“Mathieu in addition to being so creative, gracious and generous as a host, is just a great human being full of patience and wisdom. His knowledge of French culture and our various venues ensured that each day was filled with delight.” Dan Zimmerman, participant in the 2019 Provence Art Workshop.
For Fall 2020 we plan to use Luberon as our hub. Here are samples of our possible itineraries:
Our host Mathieu Brousses
Some pics from last month’s workshop in Provence, May 2019.
About our teacher Michael Newberry
I taught several plein air painting and pastel workshops in NY, Mexico, Greece, Santa Monica, Italy, and France. And I formally taught Life Drawing, Composition, and Painting at the prestigious Otis College of Art and Design. When I am not teaching you will find me painting in my cabin studio under the monumental granite outcrop of Tahquitz Rock in Idyllwild, California, accompanied by my studio assistant doggy, Frida. More info on my extensive bio here.
Dan Zimmerman’s reflections on our 2019 workshop:
I was a bit nervous about the workshop, very similar to coming back to school after summer vacation, wondering if I had forgotten everything I had learned the previous term.
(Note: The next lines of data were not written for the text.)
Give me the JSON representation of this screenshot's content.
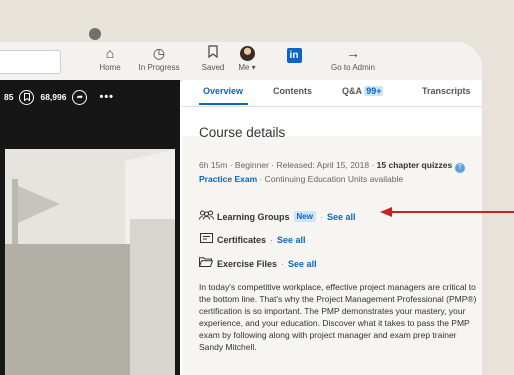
{
  "nav": {
    "home": "Home",
    "in_progress": "In Progress",
    "saved": "Saved",
    "me": "Me ▾",
    "li_logo": "in",
    "go_to_admin": "Go to Admin"
  },
  "video": {
    "left_count": "85",
    "save_count": "68,996",
    "more": "•••"
  },
  "tabs": {
    "overview": "Overview",
    "contents": "Contents",
    "qa": "Q&A",
    "qa_badge": "99+",
    "transcripts": "Transcripts"
  },
  "course": {
    "heading": "Course details",
    "meta_plain": "6h 15m · Beginner · Released: April 15, 2018 · ",
    "meta_bold": "15 chapter quizzes",
    "practice_exam": "Practice Exam",
    "meta_tail": " · Continuing Education Units available",
    "learning_groups": "Learning Groups",
    "new_badge": "New",
    "see_all": "See all",
    "certificates": "Certificates",
    "exercise_files": "Exercise Files",
    "description": "In today's competitive workplace, effective project managers are critical to the bottom line. That's why the Project Management Professional (PMP®) certification is so important. The PMP demonstrates your mastery, your experience, and your education. Discover what it takes to pass the PMP exam by following along with project manager and exam prep trainer Sandy Mitchell."
  },
  "colors": {
    "accent": "#0a66c2",
    "annotation_arrow": "#cc1f1f"
  }
}
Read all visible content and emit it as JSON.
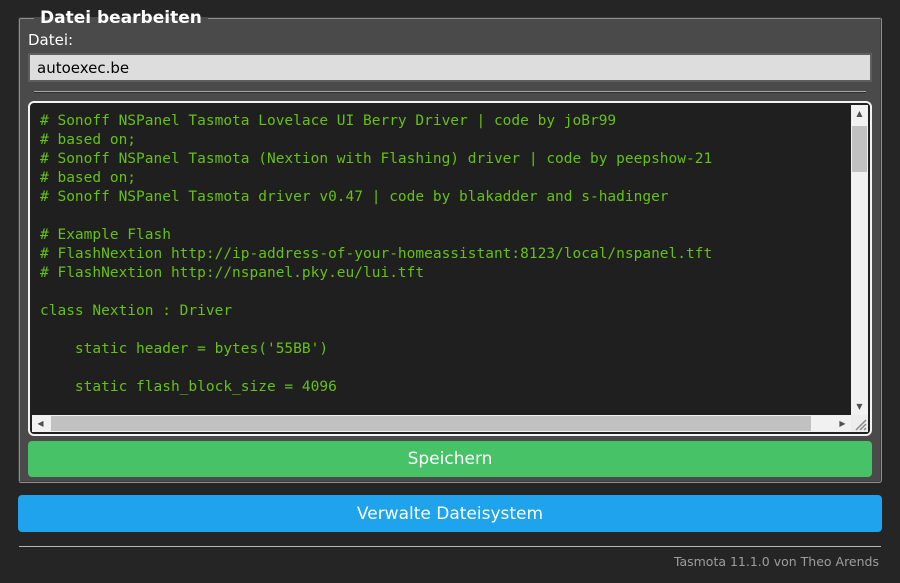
{
  "form": {
    "legend": "Datei bearbeiten",
    "file_label": "Datei:",
    "file_input": {
      "value": "autoexec.be"
    },
    "editor": {
      "code_lines": [
        "# Sonoff NSPanel Tasmota Lovelace UI Berry Driver | code by joBr99",
        "# based on;",
        "# Sonoff NSPanel Tasmota (Nextion with Flashing) driver | code by peepshow-21",
        "# based on;",
        "# Sonoff NSPanel Tasmota driver v0.47 | code by blakadder and s-hadinger",
        "",
        "# Example Flash",
        "# FlashNextion http://ip-address-of-your-homeassistant:8123/local/nspanel.tft",
        "# FlashNextion http://nspanel.pky.eu/lui.tft",
        "",
        "class Nextion : Driver",
        "",
        "    static header = bytes('55BB')",
        "",
        "    static flash_block_size = 4096"
      ]
    },
    "save_button_label": "Speichern"
  },
  "manage_button_label": "Verwalte Dateisystem",
  "footer": {
    "text": "Tasmota 11.1.0 von Theo Arends"
  },
  "icons": {
    "scroll_up": "▲",
    "scroll_down": "▼",
    "scroll_left": "◀",
    "scroll_right": "▶"
  },
  "colors": {
    "page_background": "#252525",
    "form_background": "#4a4a4a",
    "console_background": "#1f1f1f",
    "console_text": "#65c115",
    "input_background": "#dddddd",
    "save_button": "#47c266",
    "action_button": "#1fa3ec",
    "button_text": "#faffff"
  }
}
I just knew, even before going on the trip, that I would be with like minded people passionate about art. I loved the fact that the other students, Susan and Luxman, were both as convinced as I was of the talent and teaching ability of our instructor! Our accommodations were good, and my memory foam mattress was so very comfortable! I think I would have rather stayed on a ground floor, but the stairs were ok :) I think our cook Agnes’ daily dinners were such a wonderful part of the whole experience.
The teaching was a good balance between being flexible and relaxed, and focused, hard work! What I mean by that was I feel we all really applied ourselves and tried to learn as much as we could from each situation. Because of our small class size, we each received lots of attention and this was really invaluable. After my initial success that first day, my confidence level went way up and I was able to enjoy the whole experience.
I thought all the sites we visited were just superb. We certainly adjusted things well when “le mistrail’ blew so hard, and it lead to one of my most treasured drawings, the fruit basket ‘still life’.
Yes, several lessons learned: 1. Look for the shadows, drive towards the light, 2. Make your corners interesting in composing a picture, 3. If you share the ‘perfect picture’, there’s no need to search for another “perfect” shot. 4. The feedback of my peers was a very enriching experience.
Yes, I highly recommend this workshop!
If you are interested in attending please contact me, email@example.com or Mathieu at firstname.lastname@example.org and we can plan accordingly and make a spectacular and meaningful experience happen.